Nutrition Is More Than Calories
Food is more than calories! Food is culture. I know this because when I go home for the Jewish Holidays, the most important part of our family gathering is the food. I can’t tell you what I talked to cousin Mosha about, but I for sure know that everyone talked about how light and delicious the matzah balls were. If I followed a meal plan that didn’t include matzah balls during the Jewish Holidays and I had to say no thanks when my mom asked me if I wanted one or two, I wouldn’t feel like part of the family.
I get requests all the time for meal plans. People get pretty frustrated when it comes to losing weight and think that if I tell them exactly what to eat and when it will solve their problems. In reality, a meal plan is one of the worst ways to approach weight loss. Food is more than just calories and measurements. Food is also a rich part of our own personal culture. As we look at nutrition and lifestyle, we have to take this into consideration. There is a way to still enjoy a 4th of July cookout (or a couple matzah balls) without having to count calories. You shouldn’t have to eat before you go to a party, lest you break your meal plan. There is a way to live that doesn’t involve a meal plan. As a matter of fact, I’ll go as far as to say following a meal plan might cause more stress than it does good for many of us. A meal plan that calls for 2 hard boiled eggs, ½ cup of carrots, ¼ cup of blueberries, and 5 almonds every day for lunch for the rest of your life is not sustainable and it doesn’t take into consideration that food is culture, lifestyle, and way for people to connect.
Now, there may be a time and a place for a temporary meal plan. If you haven’t spent time in the kitchen or are learning how to prep and cook meals that are vastly different than what you are used to, it might be a good starting place to have a meal plan for a few weeks that helps you understand the basics. However, in general, we learn more and see better results when we can live the way we want to live and make our nutrition work around our lifestyle. We will be more likely to create a sustainable practice that works for us individually.
Here are a few simple ways to make changes in your diet that should work for you and fit into your lifestyle in place of a meal plan:
Eat minimally-processed whole foods most of the time.
Make sure your veggies and fruits as varied and colorful as possible. This will help by adding a variety of nutrients to your diet.
Try to eat until you are satisfied, not full. This is typically about 80% full.
Limit sugar intake and try to avoid beverages that have added sweeteners.

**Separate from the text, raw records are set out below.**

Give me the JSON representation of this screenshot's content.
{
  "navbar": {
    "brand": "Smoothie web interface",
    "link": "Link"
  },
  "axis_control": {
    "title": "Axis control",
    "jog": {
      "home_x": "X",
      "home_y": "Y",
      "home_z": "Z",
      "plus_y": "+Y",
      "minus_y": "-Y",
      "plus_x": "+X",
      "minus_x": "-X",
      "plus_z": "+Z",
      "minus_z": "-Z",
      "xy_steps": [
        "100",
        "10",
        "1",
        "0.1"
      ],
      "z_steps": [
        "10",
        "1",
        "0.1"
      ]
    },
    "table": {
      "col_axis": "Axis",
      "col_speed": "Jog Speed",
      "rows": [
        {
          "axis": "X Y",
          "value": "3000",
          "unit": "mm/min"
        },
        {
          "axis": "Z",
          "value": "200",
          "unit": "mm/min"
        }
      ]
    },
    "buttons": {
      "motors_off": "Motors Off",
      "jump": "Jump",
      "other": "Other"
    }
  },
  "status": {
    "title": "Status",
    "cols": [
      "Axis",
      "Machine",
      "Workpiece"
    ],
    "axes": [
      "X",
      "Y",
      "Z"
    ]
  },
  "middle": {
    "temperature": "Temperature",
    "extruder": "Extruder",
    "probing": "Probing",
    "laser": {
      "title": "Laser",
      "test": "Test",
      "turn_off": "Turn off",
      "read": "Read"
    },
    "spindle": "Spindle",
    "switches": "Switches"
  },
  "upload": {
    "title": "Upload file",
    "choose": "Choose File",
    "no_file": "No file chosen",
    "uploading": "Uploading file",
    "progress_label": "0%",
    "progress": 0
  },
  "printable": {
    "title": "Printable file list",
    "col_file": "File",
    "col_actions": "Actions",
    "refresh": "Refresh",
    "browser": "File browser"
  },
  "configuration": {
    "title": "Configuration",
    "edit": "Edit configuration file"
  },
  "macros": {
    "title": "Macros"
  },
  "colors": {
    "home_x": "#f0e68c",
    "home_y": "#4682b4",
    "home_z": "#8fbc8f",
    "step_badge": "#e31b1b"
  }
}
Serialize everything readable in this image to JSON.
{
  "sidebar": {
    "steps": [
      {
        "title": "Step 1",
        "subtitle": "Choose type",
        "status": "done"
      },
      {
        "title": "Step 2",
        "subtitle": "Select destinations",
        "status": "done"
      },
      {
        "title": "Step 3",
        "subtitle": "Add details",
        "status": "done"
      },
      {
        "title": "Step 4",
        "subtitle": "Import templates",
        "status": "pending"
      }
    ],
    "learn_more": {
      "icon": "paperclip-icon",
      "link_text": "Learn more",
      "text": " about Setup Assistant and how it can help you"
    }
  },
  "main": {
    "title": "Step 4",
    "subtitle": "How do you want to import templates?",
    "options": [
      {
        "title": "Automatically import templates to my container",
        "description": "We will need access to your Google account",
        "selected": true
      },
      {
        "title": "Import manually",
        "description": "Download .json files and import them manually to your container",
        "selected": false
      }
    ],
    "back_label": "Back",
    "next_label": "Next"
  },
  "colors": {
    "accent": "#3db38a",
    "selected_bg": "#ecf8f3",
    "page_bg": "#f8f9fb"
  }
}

At each meal include 1-2 palms of protein, 1-2 fists full of veggies, 1-2 open cupped hands of dense carbs from whole foods, 1-2 thumbs of healthy fats.
These simple rules should replace meal plans. Everyone has different needs when it comes to how much to eat, what kind of foods to eat, what to avoid. The guidelines above are a good starting point for all of us. They give you ownership of what you eat and the flexibility to find what works for you. Now, I am not telling you to just wing it before every meal. That can lead to a hangry disaster! You should be involved in your own meal planning and meal prep. These guidelines will help you explore what fits in your lifestyle and figure out what you like to eat and what you don’t like to eat. Remember, food is more than calories. It’s connecting. It’s culture. And it should be satisfying and delicious.